When the word "email" shows up in a line of the records below, copy that line.

Available records:
-----
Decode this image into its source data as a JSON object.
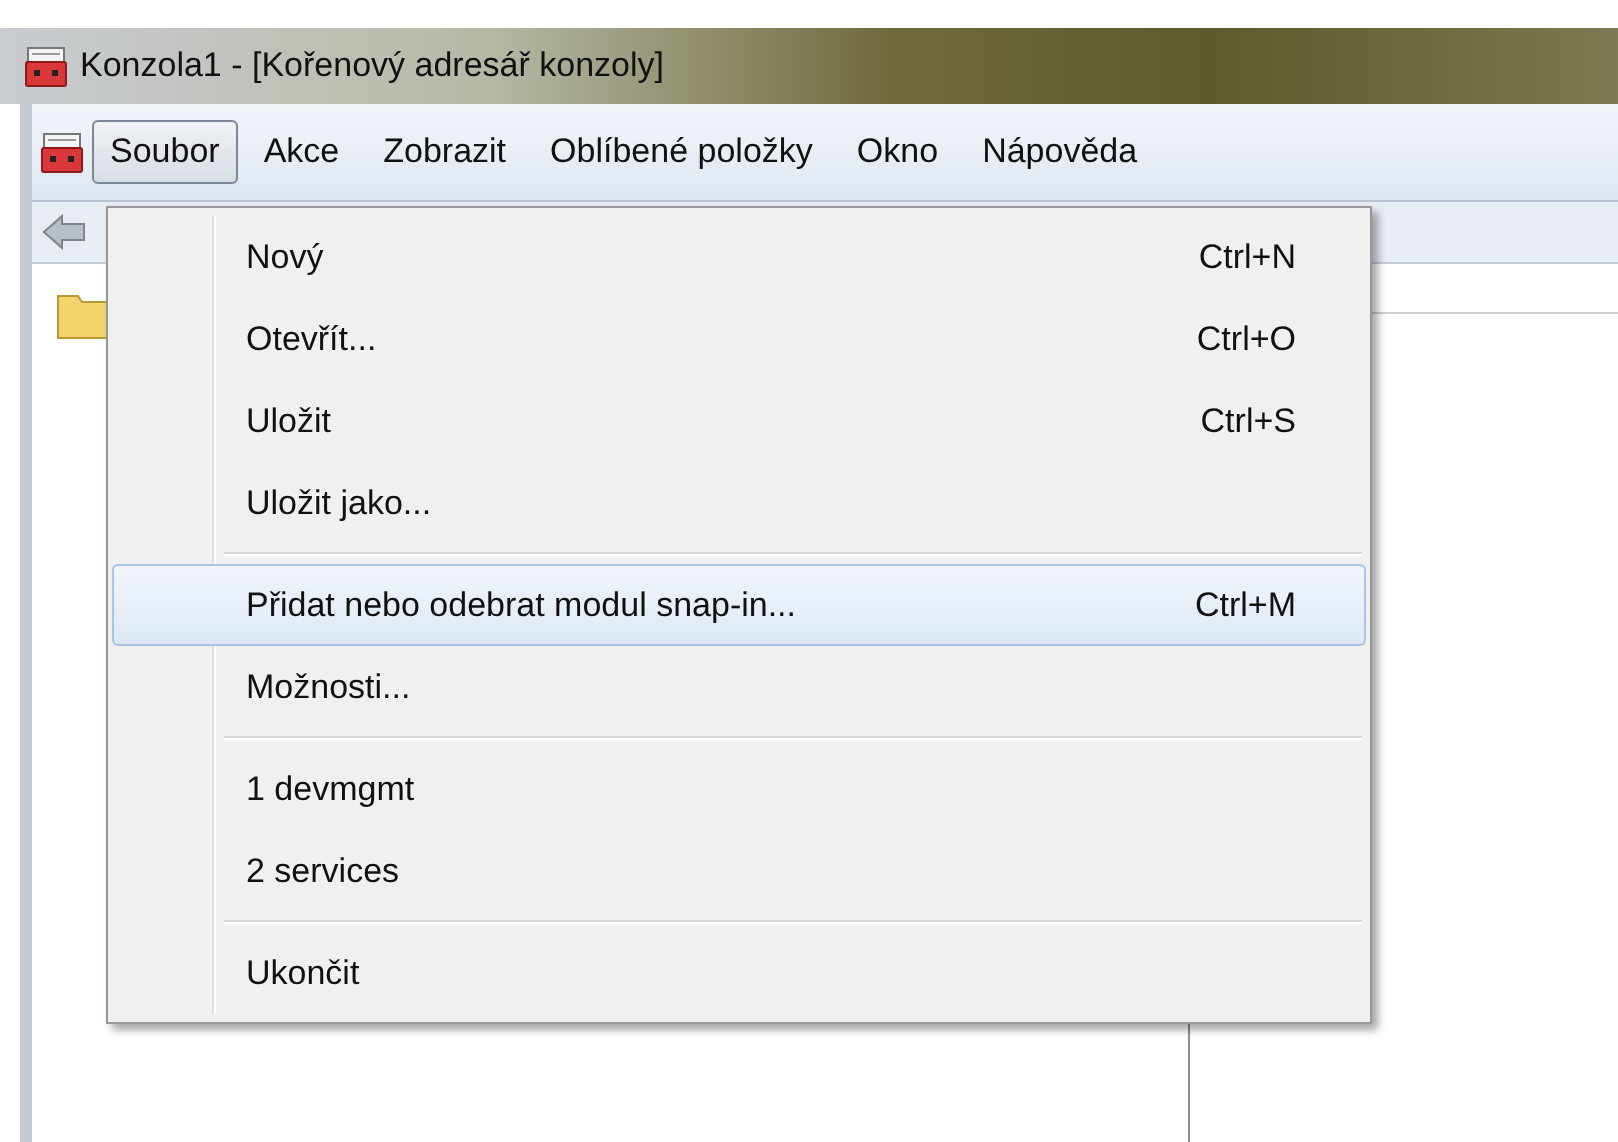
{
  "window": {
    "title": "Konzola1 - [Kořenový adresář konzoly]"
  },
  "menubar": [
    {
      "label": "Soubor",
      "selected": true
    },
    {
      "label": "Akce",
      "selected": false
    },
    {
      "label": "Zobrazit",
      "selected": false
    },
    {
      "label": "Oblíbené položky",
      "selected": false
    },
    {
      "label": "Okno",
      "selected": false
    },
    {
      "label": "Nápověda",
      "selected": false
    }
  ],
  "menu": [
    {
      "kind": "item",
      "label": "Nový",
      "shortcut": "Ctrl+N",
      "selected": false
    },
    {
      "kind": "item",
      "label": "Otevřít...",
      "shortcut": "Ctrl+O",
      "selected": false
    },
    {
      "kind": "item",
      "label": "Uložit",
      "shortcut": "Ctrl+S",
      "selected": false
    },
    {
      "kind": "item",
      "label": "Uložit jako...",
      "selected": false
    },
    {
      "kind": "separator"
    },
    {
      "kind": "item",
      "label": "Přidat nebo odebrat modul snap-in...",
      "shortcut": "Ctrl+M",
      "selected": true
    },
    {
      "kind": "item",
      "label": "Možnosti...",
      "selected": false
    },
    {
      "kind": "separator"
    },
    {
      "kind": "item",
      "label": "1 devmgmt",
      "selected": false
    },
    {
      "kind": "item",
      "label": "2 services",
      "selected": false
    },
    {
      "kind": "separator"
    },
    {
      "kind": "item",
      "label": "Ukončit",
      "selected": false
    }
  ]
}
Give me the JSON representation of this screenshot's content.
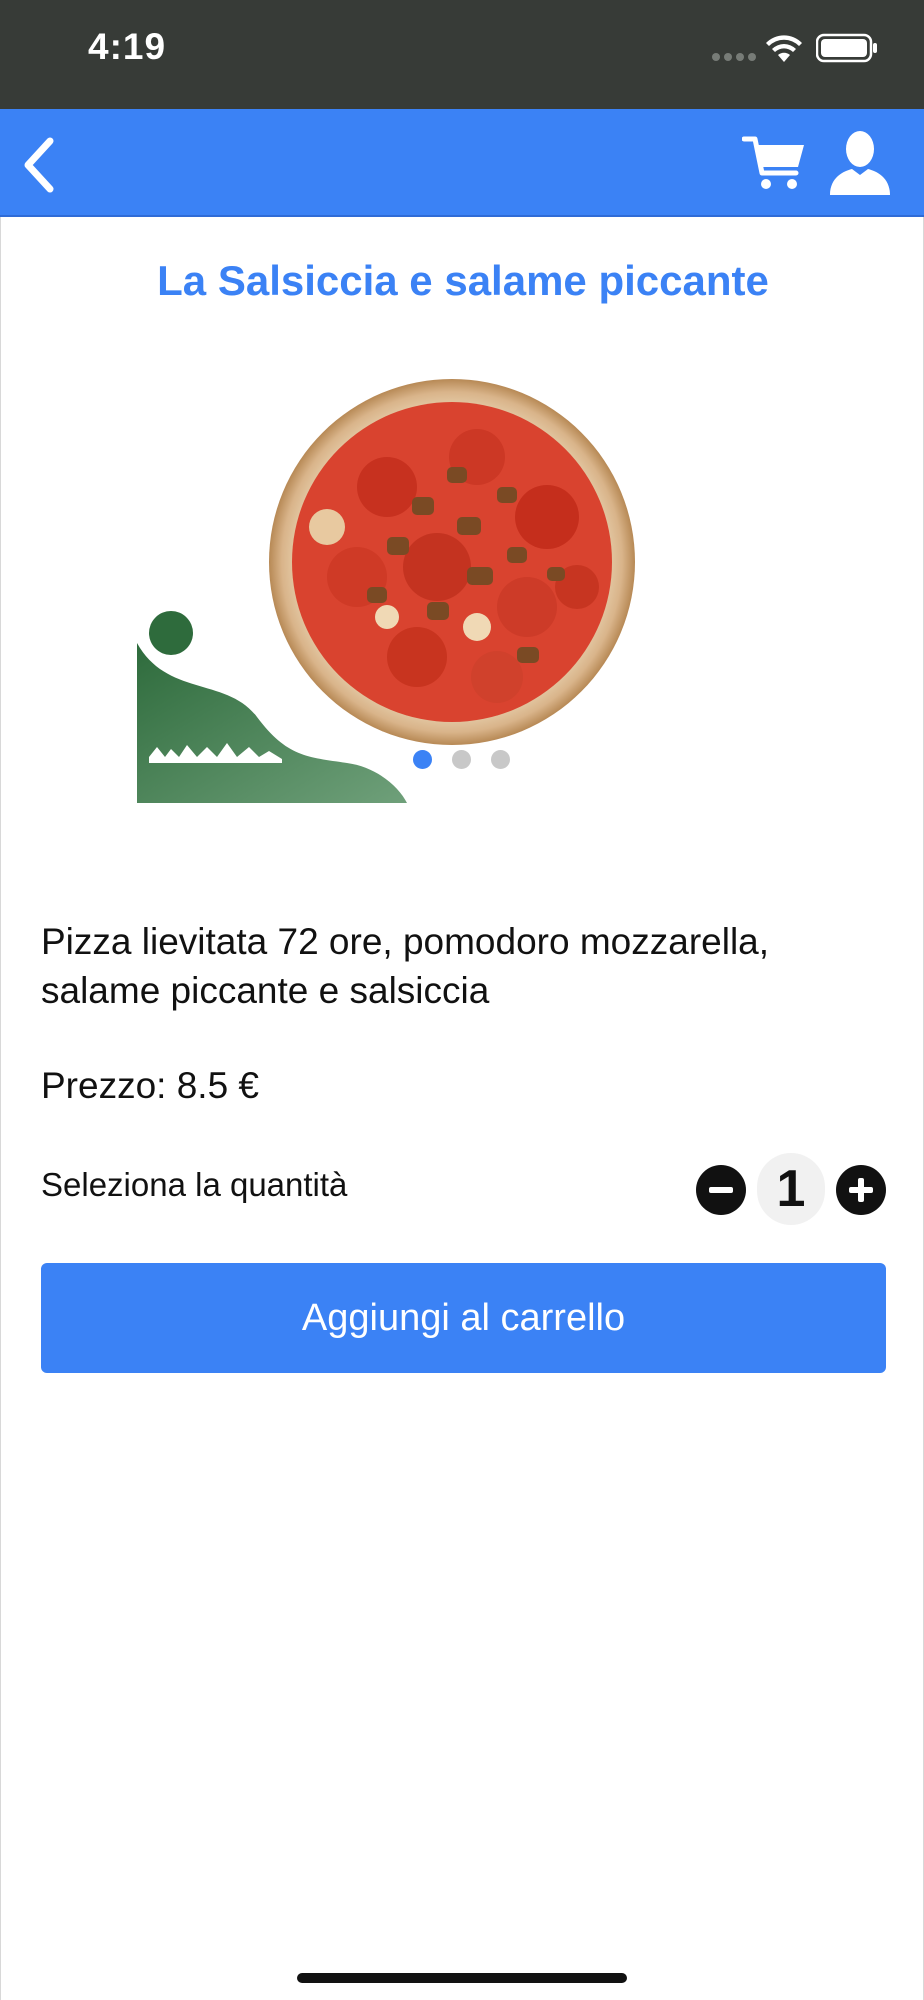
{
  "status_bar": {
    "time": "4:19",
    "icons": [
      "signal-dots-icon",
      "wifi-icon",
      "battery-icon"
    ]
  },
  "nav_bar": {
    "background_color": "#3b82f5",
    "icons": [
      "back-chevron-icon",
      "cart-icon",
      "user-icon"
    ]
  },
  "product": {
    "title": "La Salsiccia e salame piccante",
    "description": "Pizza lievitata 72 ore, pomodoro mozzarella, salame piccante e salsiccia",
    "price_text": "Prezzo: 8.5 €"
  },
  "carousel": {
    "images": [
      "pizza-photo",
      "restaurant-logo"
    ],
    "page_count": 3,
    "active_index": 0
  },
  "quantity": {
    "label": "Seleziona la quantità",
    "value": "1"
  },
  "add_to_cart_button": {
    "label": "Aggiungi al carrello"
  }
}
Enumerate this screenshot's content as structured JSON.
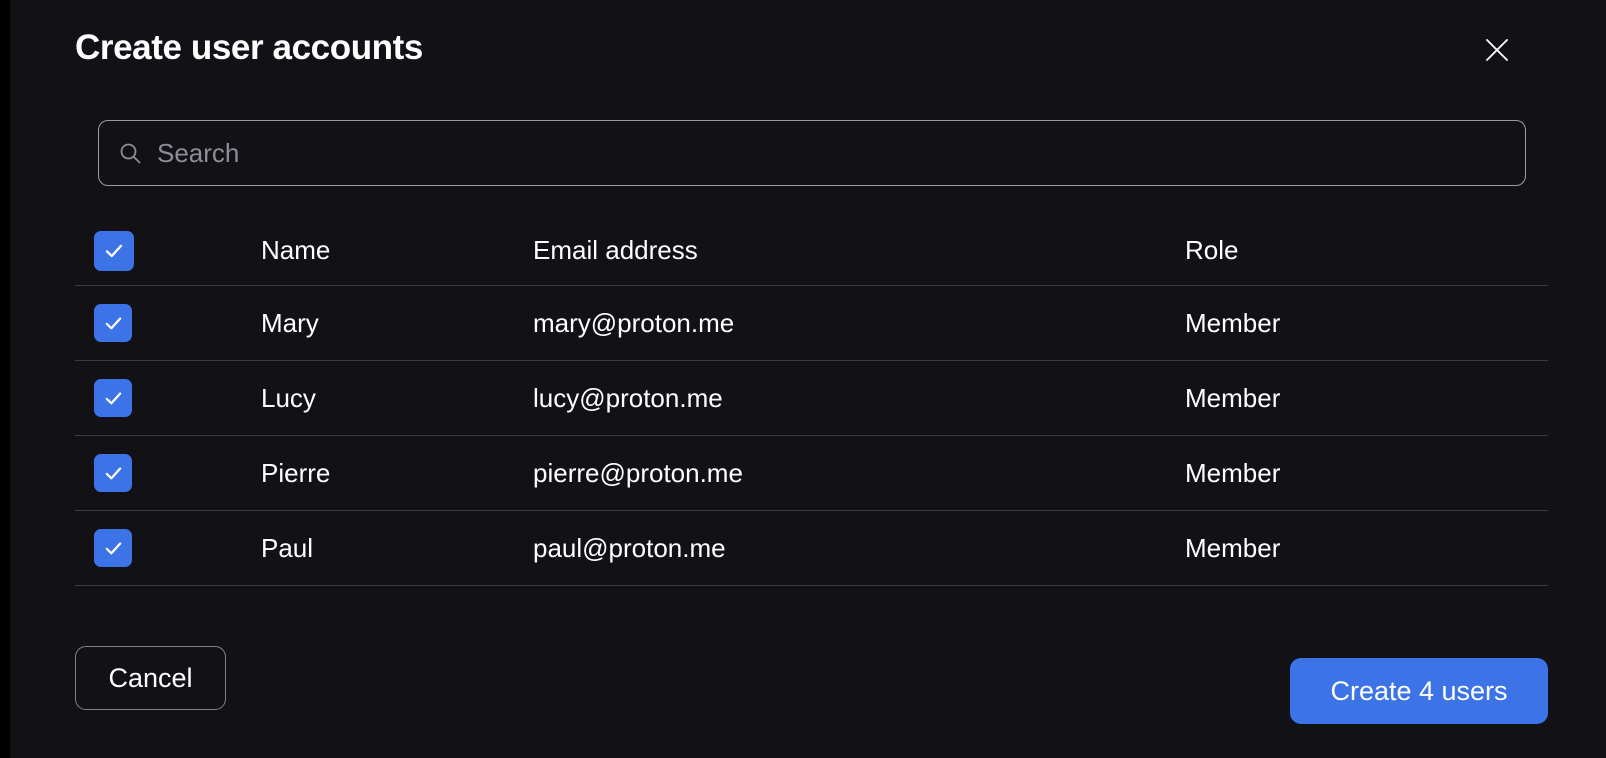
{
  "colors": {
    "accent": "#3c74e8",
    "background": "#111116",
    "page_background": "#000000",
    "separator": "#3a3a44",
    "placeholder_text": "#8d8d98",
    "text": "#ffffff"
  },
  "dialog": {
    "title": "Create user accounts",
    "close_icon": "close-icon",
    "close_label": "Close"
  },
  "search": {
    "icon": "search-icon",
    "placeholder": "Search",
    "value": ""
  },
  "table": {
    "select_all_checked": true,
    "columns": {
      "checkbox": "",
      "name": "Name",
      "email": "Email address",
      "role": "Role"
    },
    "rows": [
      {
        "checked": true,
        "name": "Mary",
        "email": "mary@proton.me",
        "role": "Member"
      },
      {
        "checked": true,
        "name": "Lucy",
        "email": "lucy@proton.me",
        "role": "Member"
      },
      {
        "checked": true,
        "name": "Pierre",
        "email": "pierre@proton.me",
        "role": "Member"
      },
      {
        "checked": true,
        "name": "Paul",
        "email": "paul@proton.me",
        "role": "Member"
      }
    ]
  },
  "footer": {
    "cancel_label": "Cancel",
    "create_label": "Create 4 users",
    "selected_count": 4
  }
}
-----
Worked solution:
      "email": "Email address",
        "email": "mary@proton.me",
        "email": "lucy@proton.me",
        "email": "pierre@proton.me",
        "email": "paul@proton.me",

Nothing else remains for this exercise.